What Are the Causes of Rack & Pinion Damage?by Brandi Brown
For people unfamiliar with cars, the term “rack and pinion” suggests something complicated. The system really is based on simple mechanical concepts that help drivers steer their cars. Damage to the rack and pinion system can be very simple and inexpensive to repair, or it can cost several hundred dollars. Various issues cause damage to rack and pinion steering.
Rack and pinion steering systems are the most common type of steering system in automatic cars. The steering wheel is one end of the rack and pinion system. The steering wheel connects to a column that connects to a rack. The pinion has teeth and lies perpendicular to the rack. The pinion makes the car go by turning the gears in the car. A problem with steering in the car typically is connected to the rack and pinion system.
Normal Wear and Tear
Along the steering wheel, also sometimes called a drive shaft, are a number of seals. These seals also exist at the connections between the various parts of the equipment. If a seal gets a small crack or hole, then fluid will leak into the steering system. All of the seals eventually will wear down and break; the eventual need for replacing parts is one of the known downsides of rack and pinion steering. These seals cause lots of trouble, but they are not a difficult repair to have done.

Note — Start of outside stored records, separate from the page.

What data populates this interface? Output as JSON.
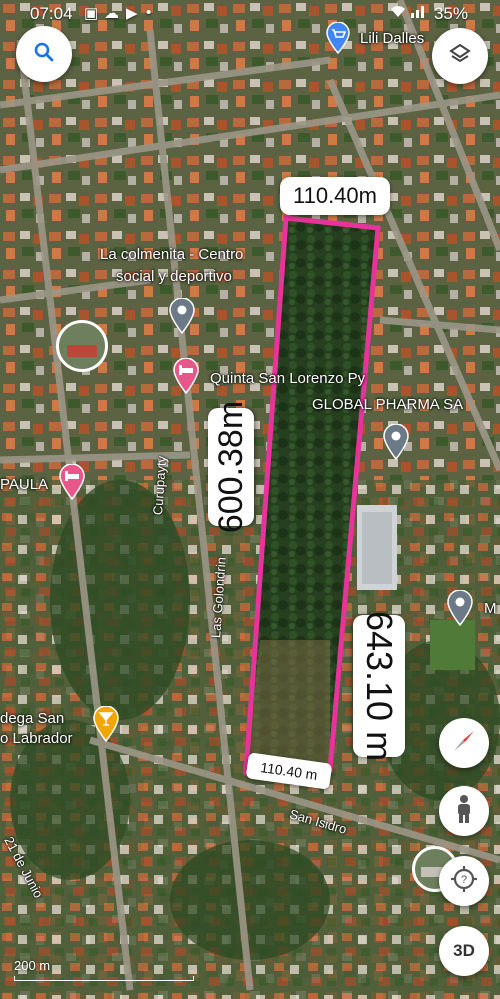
{
  "status_bar": {
    "time": "07:04",
    "battery": "35%"
  },
  "places": {
    "lili_dalles": "Lili Dalles",
    "la_colmenita_line1": "La colmenita - Centro",
    "la_colmenita_line2": "social y deportivo",
    "quinta_san_lorenzo": "Quinta San Lorenzo Py",
    "global_pharma": "GLOBAL PHARMA SA",
    "paula": "PAULA",
    "bodega_line1": "dega San",
    "bodega_line2": "o Labrador",
    "edge_m": "M"
  },
  "streets": {
    "curupayty": "Curupayty",
    "las_golondrinas": "Las Golondrin",
    "san_isidro": "San Isidro",
    "veintiuno_de_junio": "21 de Junio"
  },
  "measurements": {
    "top_edge": "110.40m",
    "bottom_edge": "110.40 m",
    "left_side": "600.38m",
    "right_side": "643.10 m",
    "outline_color": "#e8339a"
  },
  "controls": {
    "search_icon": "search-icon",
    "layers_icon": "layers-icon",
    "compass_icon": "compass-icon",
    "pegman_icon": "street-view-person-icon",
    "my_location_icon": "location-icon",
    "three_d_label": "3D"
  },
  "scale": {
    "label": "200 m"
  }
}
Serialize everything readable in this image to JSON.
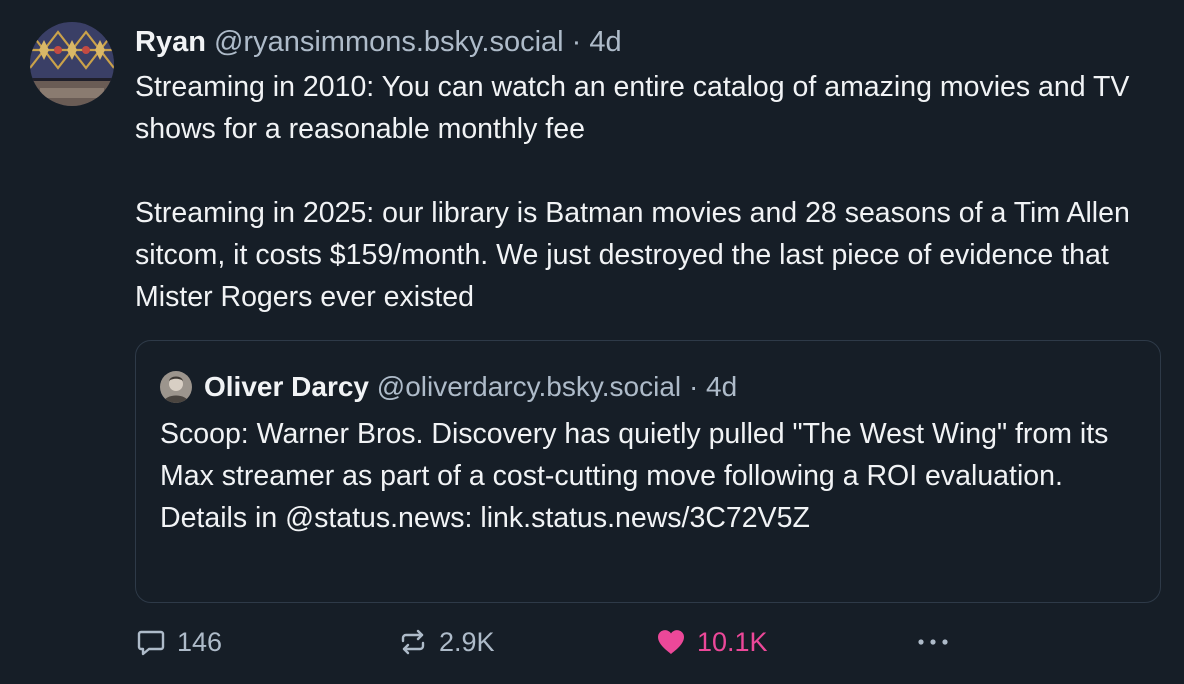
{
  "post": {
    "author_name": "Ryan",
    "author_handle": "@ryansimmons.bsky.social",
    "separator": "·",
    "time": "4d",
    "paragraph_1": "Streaming in 2010: You can watch an entire catalog of amazing movies and TV shows for a reasonable monthly fee",
    "paragraph_2": "Streaming in 2025: our library is Batman movies and 28 seasons of a Tim Allen sitcom, it costs $159/month. We just destroyed the last piece of evidence that Mister Rogers ever existed"
  },
  "quote": {
    "author_name": "Oliver Darcy",
    "author_handle": "@oliverdarcy.bsky.social",
    "separator": "·",
    "time": "4d",
    "text": "Scoop: Warner Bros. Discovery has quietly pulled \"The West Wing\" from its Max streamer as part of a cost-cutting move following a ROI evaluation. Details in @status.news: link.status.news/3C72V5Z"
  },
  "actions": {
    "reply_count": "146",
    "repost_count": "2.9K",
    "like_count": "10.1K",
    "reply_icon": "speech-bubble-icon",
    "repost_icon": "repost-arrows-icon",
    "like_icon": "heart-icon",
    "more_icon": "ellipsis-icon",
    "like_color": "#ec4899"
  },
  "colors": {
    "background": "#161e27",
    "text": "#f1f3f5",
    "muted": "#aebbc9",
    "border": "#2e3a48"
  }
}
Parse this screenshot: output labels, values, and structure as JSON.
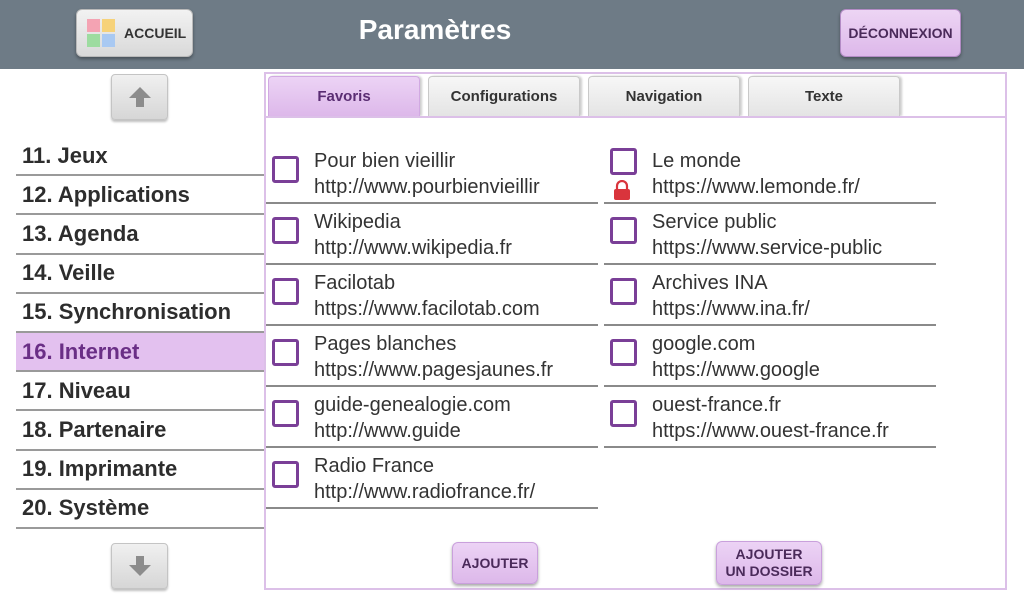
{
  "header": {
    "title": "Paramètres",
    "home_label": "ACCUEIL",
    "logout_label": "DÉCONNEXION",
    "home_logo_colors": [
      "#f4a3b3",
      "#f6d27a",
      "#9ddca0",
      "#a9c9f2"
    ]
  },
  "sidebar": {
    "items": [
      {
        "label": "11. Jeux"
      },
      {
        "label": "12. Applications"
      },
      {
        "label": "13. Agenda"
      },
      {
        "label": "14. Veille"
      },
      {
        "label": "15. Synchronisation"
      },
      {
        "label": "16. Internet",
        "active": true
      },
      {
        "label": "17. Niveau"
      },
      {
        "label": "18. Partenaire"
      },
      {
        "label": "19. Imprimante"
      },
      {
        "label": "20. Système"
      }
    ],
    "up_icon": "arrow-up-icon",
    "down_icon": "arrow-down-icon"
  },
  "tabs": [
    {
      "label": "Favoris",
      "active": true
    },
    {
      "label": "Configurations"
    },
    {
      "label": "Navigation"
    },
    {
      "label": "Texte"
    }
  ],
  "favorites": {
    "left": [
      {
        "name": "Pour bien vieillir",
        "url": "http://www.pourbienvieillir"
      },
      {
        "name": "Wikipedia",
        "url": "http://www.wikipedia.fr"
      },
      {
        "name": "Facilotab",
        "url": "https://www.facilotab.com"
      },
      {
        "name": "Pages blanches",
        "url": "https://www.pagesjaunes.fr"
      },
      {
        "name": "guide-genealogie.com",
        "url": "http://www.guide"
      },
      {
        "name": "Radio France",
        "url": "http://www.radiofrance.fr/"
      }
    ],
    "right": [
      {
        "name": "Le monde",
        "url": "https://www.lemonde.fr/",
        "locked": true
      },
      {
        "name": "Service public",
        "url": "https://www.service-public"
      },
      {
        "name": "Archives INA",
        "url": "https://www.ina.fr/"
      },
      {
        "name": "google.com",
        "url": "https://www.google"
      },
      {
        "name": "ouest-france.fr",
        "url": "https://www.ouest-france.fr"
      }
    ]
  },
  "actions": {
    "add_label": "AJOUTER",
    "add_folder_label_1": "AJOUTER",
    "add_folder_label_2": "UN DOSSIER"
  },
  "colors": {
    "header_bg": "#6e7b86",
    "accent": "#e3c1ef",
    "checkbox": "#7a3f97",
    "lock": "#d9343c"
  }
}
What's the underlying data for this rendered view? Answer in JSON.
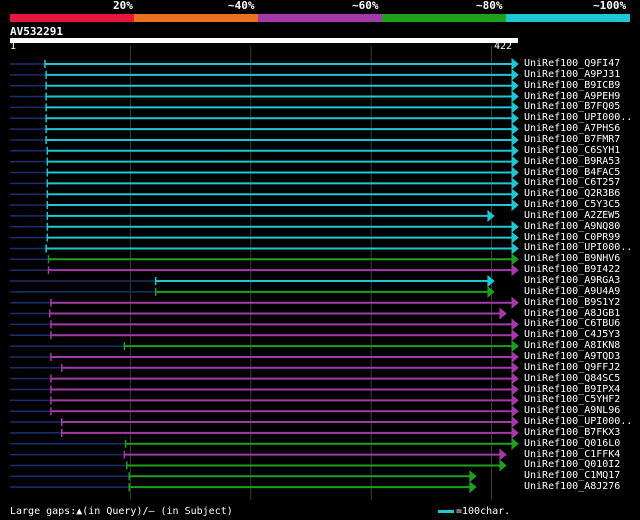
{
  "colors": {
    "background": "#000000",
    "identity_20": "#e8163c",
    "identity_40": "#e8701e",
    "identity_60": "#a43aa8",
    "identity_80": "#1ea01e",
    "identity_100": "#1ec8d2",
    "subject_line": "#1c2e6e",
    "gridline": "#3a3a3a",
    "query_bar": "#ffffff",
    "insert_marker": "#ffffa0"
  },
  "scale": {
    "labels": [
      "20%",
      "~40%",
      "~60%",
      "~80%",
      "~100%"
    ]
  },
  "query": {
    "id": "AV532291",
    "start": "1",
    "end": "422"
  },
  "legend": {
    "gaps_text": "Large gaps:▲(in Query)/— (in Subject)",
    "scale_text": "=100char."
  },
  "hits": [
    {
      "name": "UniRef100_Q9FI47",
      "identity": "100",
      "q_start": 29,
      "q_end": 422,
      "tail": "arrow"
    },
    {
      "name": "UniRef100_A9PJ31",
      "identity": "100",
      "q_start": 30,
      "q_end": 422,
      "tail": "arrow"
    },
    {
      "name": "UniRef100_B9ICB9",
      "identity": "100",
      "q_start": 30,
      "q_end": 422,
      "tail": "arrow"
    },
    {
      "name": "UniRef100_A9PEH9",
      "identity": "100",
      "q_start": 30,
      "q_end": 422,
      "tail": "arrow"
    },
    {
      "name": "UniRef100_B7FQ05",
      "identity": "100",
      "q_start": 30,
      "q_end": 422,
      "tail": "arrow"
    },
    {
      "name": "UniRef100_UPI000..",
      "identity": "100",
      "q_start": 30,
      "q_end": 422,
      "tail": "arrow"
    },
    {
      "name": "UniRef100_A7PHS6",
      "identity": "100",
      "q_start": 30,
      "q_end": 422,
      "tail": "arrow"
    },
    {
      "name": "UniRef100_B7FMR7",
      "identity": "100",
      "q_start": 30,
      "q_end": 422,
      "tail": "arrow"
    },
    {
      "name": "UniRef100_C6SYH1",
      "identity": "100",
      "q_start": 31,
      "q_end": 422,
      "tail": "arrow"
    },
    {
      "name": "UniRef100_B9RA53",
      "identity": "100",
      "q_start": 31,
      "q_end": 422,
      "tail": "arrow"
    },
    {
      "name": "UniRef100_B4FAC5",
      "identity": "100",
      "q_start": 31,
      "q_end": 422,
      "tail": "arrow"
    },
    {
      "name": "UniRef100_C6T257",
      "identity": "100",
      "q_start": 31,
      "q_end": 422,
      "tail": "bar"
    },
    {
      "name": "UniRef100_Q2R3B6",
      "identity": "100",
      "q_start": 31,
      "q_end": 422,
      "tail": "bar"
    },
    {
      "name": "UniRef100_C5Y3C5",
      "identity": "100",
      "q_start": 31,
      "q_end": 422,
      "tail": "bar"
    },
    {
      "name": "UniRef100_A2ZEW5",
      "identity": "100",
      "q_start": 31,
      "q_end": 402,
      "tail": "arrow"
    },
    {
      "name": "UniRef100_A9NQ80",
      "identity": "100",
      "q_start": 31,
      "q_end": 422,
      "tail": "arrow"
    },
    {
      "name": "UniRef100_C0PR99",
      "identity": "100",
      "q_start": 31,
      "q_end": 422,
      "tail": "arrow"
    },
    {
      "name": "UniRef100_UPI000..",
      "identity": "100",
      "q_start": 30,
      "q_end": 422,
      "tail": "arrow"
    },
    {
      "name": "UniRef100_B9NHV6",
      "identity": "80",
      "q_start": 32,
      "q_end": 422,
      "tail": "arrow"
    },
    {
      "name": "UniRef100_B9I422",
      "identity": "60",
      "q_start": 32,
      "q_end": 422,
      "tail": "arrow"
    },
    {
      "name": "UniRef100_A9RGA3",
      "identity": "100",
      "q_start": 121,
      "q_end": 402,
      "tail": "arrow"
    },
    {
      "name": "UniRef100_A9U4A9",
      "identity": "80",
      "q_start": 121,
      "q_end": 402,
      "tail": "arrow"
    },
    {
      "name": "UniRef100_B9S1Y2",
      "identity": "60",
      "q_start": 34,
      "q_end": 422,
      "tail": "arrow"
    },
    {
      "name": "UniRef100_A8JGB1",
      "identity": "60",
      "q_start": 33,
      "q_end": 412,
      "tail": "arrow"
    },
    {
      "name": "UniRef100_C6TBU6",
      "identity": "60",
      "q_start": 34,
      "q_end": 422,
      "tail": "arrow"
    },
    {
      "name": "UniRef100_C4J5Y3",
      "identity": "60",
      "q_start": 34,
      "q_end": 422,
      "tail": "arrow"
    },
    {
      "name": "UniRef100_A8IKN8",
      "identity": "80",
      "q_start": 95,
      "q_end": 422,
      "tail": "arrow"
    },
    {
      "name": "UniRef100_A9TQD3",
      "identity": "60",
      "q_start": 34,
      "q_end": 422,
      "tail": "arrow"
    },
    {
      "name": "UniRef100_Q9FFJ2",
      "identity": "60",
      "q_start": 43,
      "q_end": 422,
      "tail": "arrow"
    },
    {
      "name": "UniRef100_Q84SC5",
      "identity": "60",
      "q_start": 34,
      "q_end": 422,
      "tail": "arrow"
    },
    {
      "name": "UniRef100_B9IPX4",
      "identity": "60",
      "q_start": 34,
      "q_end": 422,
      "tail": "arrow"
    },
    {
      "name": "UniRef100_C5YHF2",
      "identity": "60",
      "q_start": 34,
      "q_end": 422,
      "tail": "arrow"
    },
    {
      "name": "UniRef100_A9NL96",
      "identity": "60",
      "q_start": 34,
      "q_end": 422,
      "tail": "arrow"
    },
    {
      "name": "UniRef100_UPI000..",
      "identity": "60",
      "q_start": 43,
      "q_end": 422,
      "tail": "arrow"
    },
    {
      "name": "UniRef100_B7FKX3",
      "identity": "60",
      "q_start": 43,
      "q_end": 422,
      "tail": "arrow"
    },
    {
      "name": "UniRef100_Q016L0",
      "identity": "80",
      "q_start": 96,
      "q_end": 422,
      "tail": "arrow"
    },
    {
      "name": "UniRef100_C1FFK4",
      "identity": "60",
      "q_start": 95,
      "q_end": 412,
      "tail": "arrow"
    },
    {
      "name": "UniRef100_Q010I2",
      "identity": "80",
      "q_start": 97,
      "q_end": 412,
      "tail": "arrow"
    },
    {
      "name": "UniRef100_C1MQ17",
      "identity": "80",
      "q_start": 99,
      "q_end": 387,
      "tail": "arrow"
    },
    {
      "name": "UniRef100_A8J276",
      "identity": "80",
      "q_start": 99,
      "q_end": 387,
      "tail": "arrow"
    }
  ]
}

Another common problem with rack and pinion steering systems is loose steering. In these cases, the most frequent culprit is a loose lug nut. The lug nuts can get loose from jarring movements or just from not being tightened when work was done on the car. Tightening these up is simple and should fix the problem. If the lug nuts are in place, then you or your mechanic should go down the list of other possibilities, knowing that each one gets more serious and expensive to fix. The axle nuts can be loose, or the problem could be with the ball joint. The ball joint needs to be replaced at various intervals regardless of how well-maintained the car is, but this repair can get costly.
Many people find that at some point their car “pulls” to one side or the other. This pulling sensation usually is most noticeable on straight portions of highways where the driver is holding the wheel steady but can feel or see the car moving to one side. Steering problems can be related to the tires being out of balance; if they aren't, however, then they are rack and pinion related. One potential problem may be a bent part. The parts of the steering system may become bent if a driver hits a large pothole or a curb, and many times pulling of the steering is the result of some type of driver error.
When a car is difficult to steer, the most likely cause is a problem with the power steering pump. This pump contains power steering fluid, which greases the system to allow it to work. If this pump gets damaged or springs a leak, then the pump needs to be replaced before the car is drivable.
Brandi Brown is a freelance writer with over five years of Web-based experience. She has a bachelor's degree in history from Mercer University and is a graduate student in women's and gender studies at the University of Louisville. Her works appears in various online journals and offline newspapers.